For one of the few times in the history of the franchise, the Memphis Grizzlies got lucky. They are lucky in the sense that they now have a chance to hopefully draft yet another franchise cornerstone in Ja Morant to pair with last year’s selection Jaren Jackson Jr.
With a superbly athletic do-it-all point guard in Morant and a potentially transcendent big man in Jackson, they now have an opportunity to develop two potential superstars, which is the bare minimum needed to win an NBA title.
Of course, the Grizzlies may appear to have the “luck” part as Wexler put it down, but hard intelligent work will be required over the next few years for the Grizzlies to become true contenders. Zach Kleiman among others in the front office will have to find the correct pieces to surround these two phenoms as they continue to grow and improve. To be sure, it’s far from a certainty that Memphis will ever become an elite team over the next few years.
However, what is a certainty is that hope has returned for fans of the Memphis Grizzlies—a hope to attain the supposedly unattainable glory that they have desperately desired for so long. Just a few weeks ago, the Grizzlies’ destiny seemed to be that of hopeless mediocrity with no clear vision for how to return to relevance. But now, the dream to expect greater in Memphis has been given new life.
The dream to finally bring a championship parade to Beale Street. And the dream for the incredible people of Memphis to finally finish first.
Five seconds remaining.
Ja Morant grins with glee as he sees the clock continue to tick away. The Memphis Grizzlies lead by double digits in game six of the 2025 NBA Finals, and they are about to win their first championship in franchise history.

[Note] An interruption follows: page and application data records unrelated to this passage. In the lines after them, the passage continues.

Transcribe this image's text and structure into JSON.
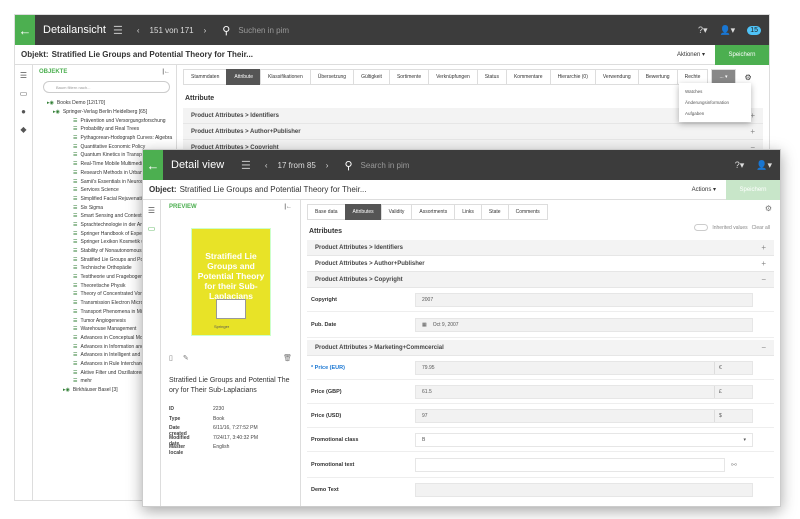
{
  "back_win": {
    "title": "Detailansicht",
    "pager": "151 von 171",
    "search_placeholder": "Suchen in pim",
    "badge": "15",
    "object_label": "Objekt:",
    "object_value": "Stratified Lie Groups and Potential Theory for Their...",
    "actions": "Aktionen ▾",
    "save": "Speichern",
    "tree_title": "OBJEKTE",
    "filter_placeholder": "Baum filtern nach...",
    "tree": [
      "Books Demo [12/170]",
      "Springer-Verlag Berlin Heidelberg [65]",
      "Prävention und Versorgungsforschung",
      "Probability and Real Trees",
      "Pythagorean-Hodograph Curves: Algebra",
      "Quantitative Economic Policy",
      "Quantum Kinetics in Transport",
      "Real-Time Mobile Multimedia",
      "Research Methods in Urban and",
      "Samii's Essentials in Neurosurgery",
      "Services Science",
      "Simplified Facial Rejuvenation",
      "Six Sigma",
      "Smart Sensing and Context",
      "Sprachtechnologie in der Anw",
      "Springer Handbook of Experim",
      "Springer Lexikon Kosmetik und",
      "Stability of Nonautonomous D",
      "Stratified Lie Groups and Pote",
      "Technische Orthopädie",
      "Testtheorie und Fragebogenkon",
      "Theoretische Physik",
      "Theory of Concentrated Vortic",
      "Transmission Electron Microsc",
      "Transport Phenomena in Micr",
      "Tumor Angiogenesis",
      "Warehouse Management",
      "Advances in Conceptual Model",
      "Advances in Information and",
      "Advances in Intelligent and Di",
      "Advances in Rule Interchange",
      "Aktive Filter und Oszillatoren",
      "mehr",
      "Birkhäuser Basel [3]"
    ],
    "tabs": [
      "Stammdaten",
      "Attribute",
      "Klassifikationen",
      "Übersetzung",
      "Gültigkeit",
      "Sortimente",
      "Verknüpfungen",
      "Status",
      "Kommentare",
      "Hierarchie (0)",
      "Verwendung",
      "Bewertung",
      "Rechte",
      "... ▾"
    ],
    "heading": "Attribute",
    "sections": [
      "Product Attributes > Identifiers",
      "Product Attributes > Author+Publisher",
      "Product Attributes > Copyright"
    ],
    "dropdown": [
      "Watches",
      "Änderungsinformation",
      "Aufgaben"
    ],
    "side_hint": "teilen"
  },
  "front_win": {
    "title": "Detail view",
    "pager": "17 from 85",
    "search_placeholder": "Search in pim",
    "object_label": "Object:",
    "object_value": "Stratified Lie Groups and Potential Theory for Their...",
    "actions": "Actions ▾",
    "save": "Speichern",
    "preview": "PREVIEW",
    "cover_title": "Stratified Lie Groups and Potential Theory for their Sub-Laplacians",
    "cover_publisher": "Springer",
    "product_title": "Stratified Lie Groups and Potential The ory for Their Sub-Laplacians",
    "meta": [
      [
        "ID",
        "2230"
      ],
      [
        "Type",
        "Book"
      ],
      [
        "Date created",
        "6/11/16, 7:27:52 PM"
      ],
      [
        "Modified date",
        "7/24/17, 3:40:32 PM"
      ],
      [
        "Master locale",
        "English"
      ]
    ],
    "tabs": [
      "Base data",
      "Attributes",
      "Validity",
      "Assortments",
      "Links",
      "State",
      "Comments"
    ],
    "heading": "Attributes",
    "inherited": "Inherited values",
    "clear": "Clear all",
    "sections": [
      "Product Attributes > Identifiers",
      "Product Attributes > Author+Publisher",
      "Product Attributes > Copyright",
      "Product Attributes > Marketing+Commcercial"
    ],
    "copyright": {
      "label": "Copyright",
      "value": "2007"
    },
    "pubdate": {
      "label": "Pub. Date",
      "value": "Oct 9, 2007"
    },
    "price_eur": {
      "label": "* Price (EUR)",
      "value": "79.95",
      "unit": "€"
    },
    "price_gbp": {
      "label": "Price (GBP)",
      "value": "61.5",
      "unit": "£"
    },
    "price_usd": {
      "label": "Price (USD)",
      "value": "97",
      "unit": "$"
    },
    "promo_class": {
      "label": "Promotional class",
      "value": "B"
    },
    "promo_text": {
      "label": "Promotional text",
      "value": ""
    },
    "demo_text": {
      "label": "Demo Text",
      "value": ""
    }
  }
}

He throws the ball in the air in triumph, relishing the moment that he—and the city of Memphis—has dreamed of for so long. It was only fitting that the zero-star underdog would become the leader who would guide such a blue-collar city to glory.
As the ball hangs in the air, Jaren Jackson, the other leading man in Memphis, is the first to mob him among his other teammates. It’s only fitting since they had been through so many wars together over the last five years.
As Jackson and Morant hug each other with tears in their eyes, the scene echoes an earlier time, a different era of Memphis basketball.
But in that moment, all distinctions and past heartbreaks fade away. They were nothing more than a painful memory covered by a glorious triumph.